If you’re grounded in the basics of security, however, you won’t necessarily want a complete treatise on the subject each time you pick up a book. Sometimes you want to get straight to the point. That’s exactly what the new Linux Security Cookbook does. Rather than provide a total security solution for Linux computers, the authors present a series of easy-to-follow recipes–short, focused pieces of code that administrators can use to improve security and perform common tasks securely.
The Linux Security Cookbook includes real solutions to a wide range of targeted problems, such as sending encrypted email within Emacs, restricting access to network services at particular times of day, firewalling a webserver, preventing IP spoofing, setting up key-based SSH authentication, and much more. With over 150 ready-to-use scripts and configuration files, this unique book helps administrators secure their systems without having to look up specific syntax. The book begins with recipes devised to establish a secure system, then moves on to secure day-to-day practices, and concludes with techniques to help your system stay secure.
Some of the “recipes” you’ll find in this book are:
- Controlling access to your system from firewalls down to individual services, using iptables, ipchains, xinetd, inetd, and more
- Monitoring your network with tcpdump, dsniff, netstat, and other tools
- Protecting network connections with Secure Shell (SSH) and stunnel
- Safeguarding email sessions with Secure Sockets Layer (SSL)
- Encrypting files and email messages with GnuPG
- Probing your own security with password crackers, nmap, and handy scripts
“I really enjoyed this book. I think my machine is more secure than before I read this book. The advice is good and pitched at, for me, the right level. References were up-to-date ad far as I could see. I would certainly recommend this book to anyone wanting to secure, or test the esisting security, of a Linux system.” – Mick Farmer, Linux Security Cookbook – news@UK, September 2003
About the Author
Dan Barrett has been immersed in Internet technology since 1985. Currently working as a software engineer, Dan has also been a heavy metal singer, Unix system administrator, university lecturer, web designer, and humorist. He has written several O’Reilly books, as well as monthly columns for Compute! and Keyboard Magazine. Dan and his family reside in Boston.
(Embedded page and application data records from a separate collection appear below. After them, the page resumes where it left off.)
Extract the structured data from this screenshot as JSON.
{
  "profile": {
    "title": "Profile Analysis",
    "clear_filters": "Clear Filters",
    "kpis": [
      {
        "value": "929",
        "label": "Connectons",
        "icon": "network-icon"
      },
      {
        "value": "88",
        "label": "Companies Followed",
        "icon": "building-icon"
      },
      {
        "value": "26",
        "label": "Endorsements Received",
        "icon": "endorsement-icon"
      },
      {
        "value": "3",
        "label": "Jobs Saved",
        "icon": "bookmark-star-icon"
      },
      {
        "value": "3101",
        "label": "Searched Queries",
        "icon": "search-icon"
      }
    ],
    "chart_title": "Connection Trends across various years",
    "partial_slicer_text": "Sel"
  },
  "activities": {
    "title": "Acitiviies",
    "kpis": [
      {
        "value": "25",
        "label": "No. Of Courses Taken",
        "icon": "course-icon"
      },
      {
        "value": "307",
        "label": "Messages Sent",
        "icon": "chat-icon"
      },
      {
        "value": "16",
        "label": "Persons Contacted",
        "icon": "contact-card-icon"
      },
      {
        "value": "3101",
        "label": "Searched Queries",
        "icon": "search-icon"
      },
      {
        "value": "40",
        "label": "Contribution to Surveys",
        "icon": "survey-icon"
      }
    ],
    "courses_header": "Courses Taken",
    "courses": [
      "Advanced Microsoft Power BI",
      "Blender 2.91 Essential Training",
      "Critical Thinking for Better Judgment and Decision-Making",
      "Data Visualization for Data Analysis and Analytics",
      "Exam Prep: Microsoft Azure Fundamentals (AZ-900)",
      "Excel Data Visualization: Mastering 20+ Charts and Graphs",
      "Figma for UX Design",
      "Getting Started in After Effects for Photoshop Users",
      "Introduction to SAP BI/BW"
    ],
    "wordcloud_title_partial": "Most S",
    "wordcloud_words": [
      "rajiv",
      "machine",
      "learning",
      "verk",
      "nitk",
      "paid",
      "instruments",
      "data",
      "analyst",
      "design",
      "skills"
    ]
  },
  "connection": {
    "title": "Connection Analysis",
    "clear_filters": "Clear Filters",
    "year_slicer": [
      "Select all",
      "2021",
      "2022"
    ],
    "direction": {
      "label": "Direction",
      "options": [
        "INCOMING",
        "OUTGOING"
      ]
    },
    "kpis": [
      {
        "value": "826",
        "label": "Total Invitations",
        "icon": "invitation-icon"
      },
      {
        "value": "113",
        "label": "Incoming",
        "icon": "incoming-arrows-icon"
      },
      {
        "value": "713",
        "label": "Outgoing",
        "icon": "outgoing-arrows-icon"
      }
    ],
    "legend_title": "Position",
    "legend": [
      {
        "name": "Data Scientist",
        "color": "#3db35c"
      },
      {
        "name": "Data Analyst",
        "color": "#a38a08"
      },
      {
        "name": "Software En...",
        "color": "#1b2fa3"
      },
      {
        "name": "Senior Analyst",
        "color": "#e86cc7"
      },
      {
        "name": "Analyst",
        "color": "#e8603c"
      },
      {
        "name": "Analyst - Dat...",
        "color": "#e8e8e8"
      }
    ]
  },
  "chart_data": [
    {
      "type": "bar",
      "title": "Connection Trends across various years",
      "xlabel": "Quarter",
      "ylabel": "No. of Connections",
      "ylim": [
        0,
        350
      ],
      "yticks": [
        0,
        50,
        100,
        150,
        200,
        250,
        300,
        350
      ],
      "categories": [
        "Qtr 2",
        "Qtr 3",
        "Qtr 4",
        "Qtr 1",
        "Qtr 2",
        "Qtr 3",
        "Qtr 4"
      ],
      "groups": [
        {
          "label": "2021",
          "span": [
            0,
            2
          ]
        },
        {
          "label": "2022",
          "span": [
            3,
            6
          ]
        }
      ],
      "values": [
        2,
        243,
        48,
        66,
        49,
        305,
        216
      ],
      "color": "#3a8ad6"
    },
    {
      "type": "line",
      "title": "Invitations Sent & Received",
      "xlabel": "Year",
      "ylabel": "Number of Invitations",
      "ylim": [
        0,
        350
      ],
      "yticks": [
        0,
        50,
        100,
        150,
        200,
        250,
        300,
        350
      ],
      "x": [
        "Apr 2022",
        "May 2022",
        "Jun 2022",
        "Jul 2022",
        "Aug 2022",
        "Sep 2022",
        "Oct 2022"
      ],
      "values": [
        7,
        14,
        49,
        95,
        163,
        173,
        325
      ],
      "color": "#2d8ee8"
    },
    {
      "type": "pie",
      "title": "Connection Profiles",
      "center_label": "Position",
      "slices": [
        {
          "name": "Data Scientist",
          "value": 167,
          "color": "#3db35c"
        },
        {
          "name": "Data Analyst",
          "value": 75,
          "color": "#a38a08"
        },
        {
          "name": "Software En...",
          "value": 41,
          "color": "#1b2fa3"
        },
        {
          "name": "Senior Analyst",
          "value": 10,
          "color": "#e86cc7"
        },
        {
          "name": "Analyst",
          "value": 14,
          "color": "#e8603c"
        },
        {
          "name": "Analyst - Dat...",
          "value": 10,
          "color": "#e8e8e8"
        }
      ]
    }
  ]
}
Richard E. Silverman has a B.A. in computer science and an M.A. in pure mathematics. Richard has worked in the fields of networking, formal methods in software development, public-key infrastructure, routing security, and Unix systems administration. He is the co-author of SSH, The Secure Shell: The Definitive Guide.